[Your assignment]
All of the listing should be returned as written, apart from any picture in it.
** Opening Records to use block **
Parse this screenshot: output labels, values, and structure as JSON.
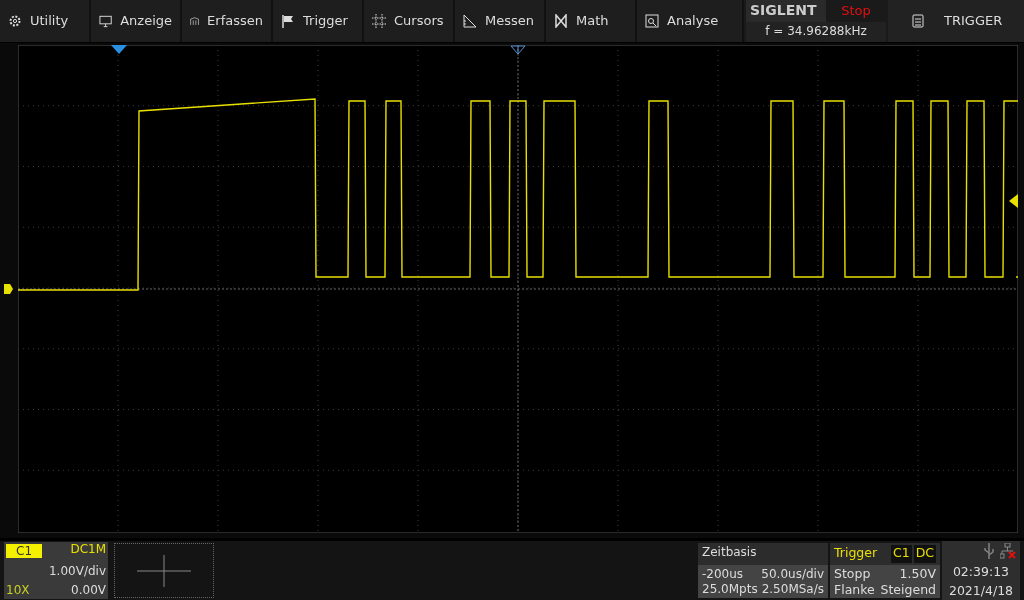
{
  "menu": [
    {
      "label": "Utility"
    },
    {
      "label": "Anzeige"
    },
    {
      "label": "Erfassen"
    },
    {
      "label": "Trigger"
    },
    {
      "label": "Cursors"
    },
    {
      "label": "Messen"
    },
    {
      "label": "Math"
    },
    {
      "label": "Analyse"
    }
  ],
  "brand": {
    "logo": "SIGLENT",
    "run_state": "Stop",
    "frequency": "f = 34.96288kHz"
  },
  "side_panel": {
    "label": "TRIGGER"
  },
  "channel": {
    "name": "C1",
    "coupling": "DC1M",
    "scale": "1.00V/div",
    "probe": "10X",
    "offset": "0.00V"
  },
  "timebase": {
    "title": "Zeitbasis",
    "delay": "-200us",
    "scale": "50.0us/div",
    "memory": "25.0Mpts",
    "sample_rate": "2.50MSa/s"
  },
  "trigger": {
    "title": "Trigger",
    "source": "C1",
    "coupling": "DC",
    "mode": "Stopp",
    "level": "1.50V",
    "type": "Flanke",
    "slope": "Steigend"
  },
  "clock": {
    "time": "02:39:13",
    "date": "2021/4/18"
  }
}
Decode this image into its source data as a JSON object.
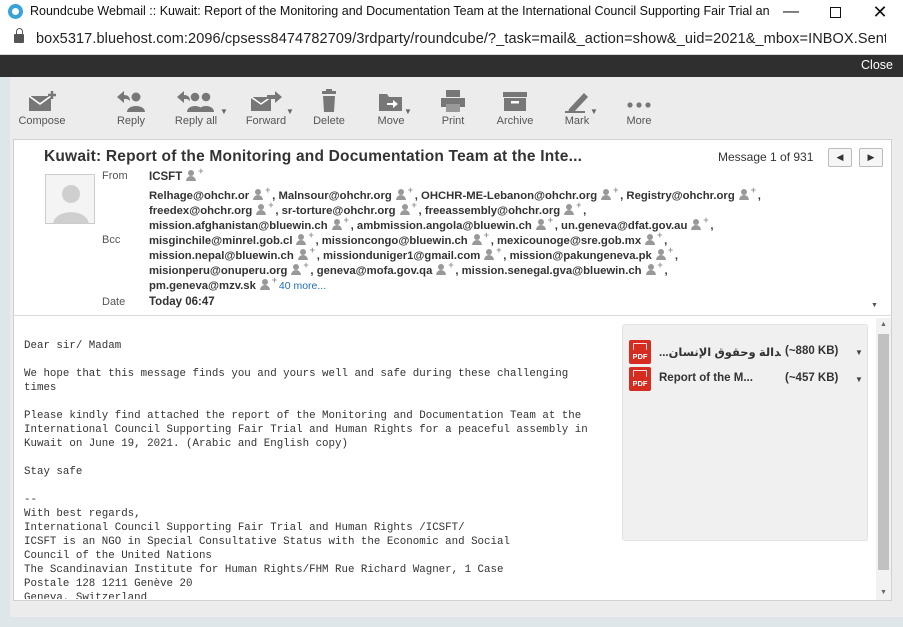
{
  "window": {
    "title": "Roundcube Webmail :: Kuwait: Report of the Monitoring and Documentation Team at the International Council Supporting Fair Trial and H...",
    "url": "box5317.bluehost.com:2096/cpsess8474782709/3rdparty/roundcube/?_task=mail&_action=show&_uid=2021&_mbox=INBOX.Sent&_e..."
  },
  "darkbar": {
    "close_label": "Close"
  },
  "toolbar": {
    "compose": "Compose",
    "reply": "Reply",
    "reply_all": "Reply all",
    "forward": "Forward",
    "delete": "Delete",
    "move": "Move",
    "print": "Print",
    "archive": "Archive",
    "mark": "Mark",
    "more": "More"
  },
  "message": {
    "subject": "Kuwait: Report of the Monitoring and Documentation Team at the Inte...",
    "counter": "Message 1 of 931",
    "from_label": "From",
    "from": "ICSFT",
    "recipients": [
      [
        "Relhage@ohchr.or",
        "Malnsour@ohchr.org",
        "OHCHR-ME-Lebanon@ohchr.org",
        "Registry@ohchr.org"
      ],
      [
        "freedex@ohchr.org",
        "sr-torture@ohchr.org",
        "freeassembly@ohchr.org"
      ],
      [
        "mission.afghanistan@bluewin.ch",
        "ambmission.angola@bluewin.ch",
        "un.geneva@dfat.gov.au"
      ],
      [
        "misginchile@minrel.gob.cl",
        "missioncongo@bluewin.ch",
        "mexicounoge@sre.gob.mx"
      ],
      [
        "mission.nepal@bluewin.ch",
        "missionduniger1@gmail.com",
        "mission@pakungeneva.pk"
      ],
      [
        "misionperu@onuperu.org",
        "geneva@mofa.gov.qa",
        "mission.senegal.gva@bluewin.ch"
      ],
      [
        "pm.geneva@mzv.sk"
      ]
    ],
    "more_link": "40 more...",
    "bcc_label": "Bcc",
    "date_label": "Date",
    "date": "Today 06:47"
  },
  "body": {
    "text": "Dear sir/ Madam\n\nWe hope that this message finds you and yours well and safe during these challenging\ntimes\n\nPlease kindly find attached the report of the Monitoring and Documentation Team at the\nInternational Council Supporting Fair Trial and Human Rights for a peaceful assembly in\nKuwait on June 19, 2021. (Arabic and English copy)\n\nStay safe\n\n--\nWith best regards,\nInternational Council Supporting Fair Trial and Human Rights /ICSFT/\nICSFT is an NGO in Special Consultative Status with the Economic and Social\nCouncil of the United Nations\nThe Scandinavian Institute for Human Rights/FHM Rue Richard Wagner, 1 Case\nPostale 128 1211 Genève 20\nGeneva, Switzerland"
  },
  "attachments": [
    {
      "name": "...لجنة العدالة وحقوق الإنسان",
      "size": "(~880 KB)",
      "type": "PDF"
    },
    {
      "name": "Report of the M...",
      "size": "(~457 KB)",
      "type": "PDF"
    }
  ],
  "colors": {
    "accent": "#1e6db7",
    "pdf": "#d62b1f",
    "darkbar": "#2f2f2f"
  }
}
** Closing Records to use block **
[Response to the task]
Parse this screenshot: output labels, values, and structure as JSON.
{
  "menu": [
    {
      "label": "Utility"
    },
    {
      "label": "Anzeige"
    },
    {
      "label": "Erfassen"
    },
    {
      "label": "Trigger"
    },
    {
      "label": "Cursors"
    },
    {
      "label": "Messen"
    },
    {
      "label": "Math"
    },
    {
      "label": "Analyse"
    }
  ],
  "brand": {
    "logo": "SIGLENT",
    "run_state": "Stop",
    "frequency": "f = 34.96288kHz"
  },
  "side_panel": {
    "label": "TRIGGER"
  },
  "channel": {
    "name": "C1",
    "coupling": "DC1M",
    "scale": "1.00V/div",
    "probe": "10X",
    "offset": "0.00V"
  },
  "timebase": {
    "title": "Zeitbasis",
    "delay": "-200us",
    "scale": "50.0us/div",
    "memory": "25.0Mpts",
    "sample_rate": "2.50MSa/s"
  },
  "trigger": {
    "title": "Trigger",
    "source": "C1",
    "coupling": "DC",
    "mode": "Stopp",
    "level": "1.50V",
    "type": "Flanke",
    "slope": "Steigend"
  },
  "clock": {
    "time": "02:39:13",
    "date": "2021/4/18"
  }
}
Decode this image into its source data as a JSON object.
{
  "window": {
    "title": "Roundcube Webmail :: Kuwait: Report of the Monitoring and Documentation Team at the International Council Supporting Fair Trial and H...",
    "url": "box5317.bluehost.com:2096/cpsess8474782709/3rdparty/roundcube/?_task=mail&_action=show&_uid=2021&_mbox=INBOX.Sent&_e..."
  },
  "darkbar": {
    "close_label": "Close"
  },
  "toolbar": {
    "compose": "Compose",
    "reply": "Reply",
    "reply_all": "Reply all",
    "forward": "Forward",
    "delete": "Delete",
    "move": "Move",
    "print": "Print",
    "archive": "Archive",
    "mark": "Mark",
    "more": "More"
  },
  "message": {
    "subject": "Kuwait: Report of the Monitoring and Documentation Team at the Inte...",
    "counter": "Message 1 of 931",
    "from_label": "From",
    "from": "ICSFT",
    "recipients": [
      [
        "Relhage@ohchr.or",
        "Malnsour@ohchr.org",
        "OHCHR-ME-Lebanon@ohchr.org",
        "Registry@ohchr.org"
      ],
      [
        "freedex@ohchr.org",
        "sr-torture@ohchr.org",
        "freeassembly@ohchr.org"
      ],
      [
        "mission.afghanistan@bluewin.ch",
        "ambmission.angola@bluewin.ch",
        "un.geneva@dfat.gov.au"
      ],
      [
        "misginchile@minrel.gob.cl",
        "missioncongo@bluewin.ch",
        "mexicounoge@sre.gob.mx"
      ],
      [
        "mission.nepal@bluewin.ch",
        "missionduniger1@gmail.com",
        "mission@pakungeneva.pk"
      ],
      [
        "misionperu@onuperu.org",
        "geneva@mofa.gov.qa",
        "mission.senegal.gva@bluewin.ch"
      ],
      [
        "pm.geneva@mzv.sk"
      ]
    ],
    "more_link": "40 more...",
    "bcc_label": "Bcc",
    "date_label": "Date",
    "date": "Today 06:47"
  },
  "body": {
    "text": "Dear sir/ Madam\n\nWe hope that this message finds you and yours well and safe during these challenging\ntimes\n\nPlease kindly find attached the report of the Monitoring and Documentation Team at the\nInternational Council Supporting Fair Trial and Human Rights for a peaceful assembly in\nKuwait on June 19, 2021. (Arabic and English copy)\n\nStay safe\n\n--\nWith best regards,\nInternational Council Supporting Fair Trial and Human Rights /ICSFT/\nICSFT is an NGO in Special Consultative Status with the Economic and Social\nCouncil of the United Nations\nThe Scandinavian Institute for Human Rights/FHM Rue Richard Wagner, 1 Case\nPostale 128 1211 Genève 20\nGeneva, Switzerland"
  },
  "attachments": [
    {
      "name": "...لجنة العدالة وحقوق الإنسان",
      "size": "(~880 KB)",
      "type": "PDF"
    },
    {
      "name": "Report of the M...",
      "size": "(~457 KB)",
      "type": "PDF"
    }
  ],
  "colors": {
    "accent": "#1e6db7",
    "pdf": "#d62b1f",
    "darkbar": "#2f2f2f"
  }
}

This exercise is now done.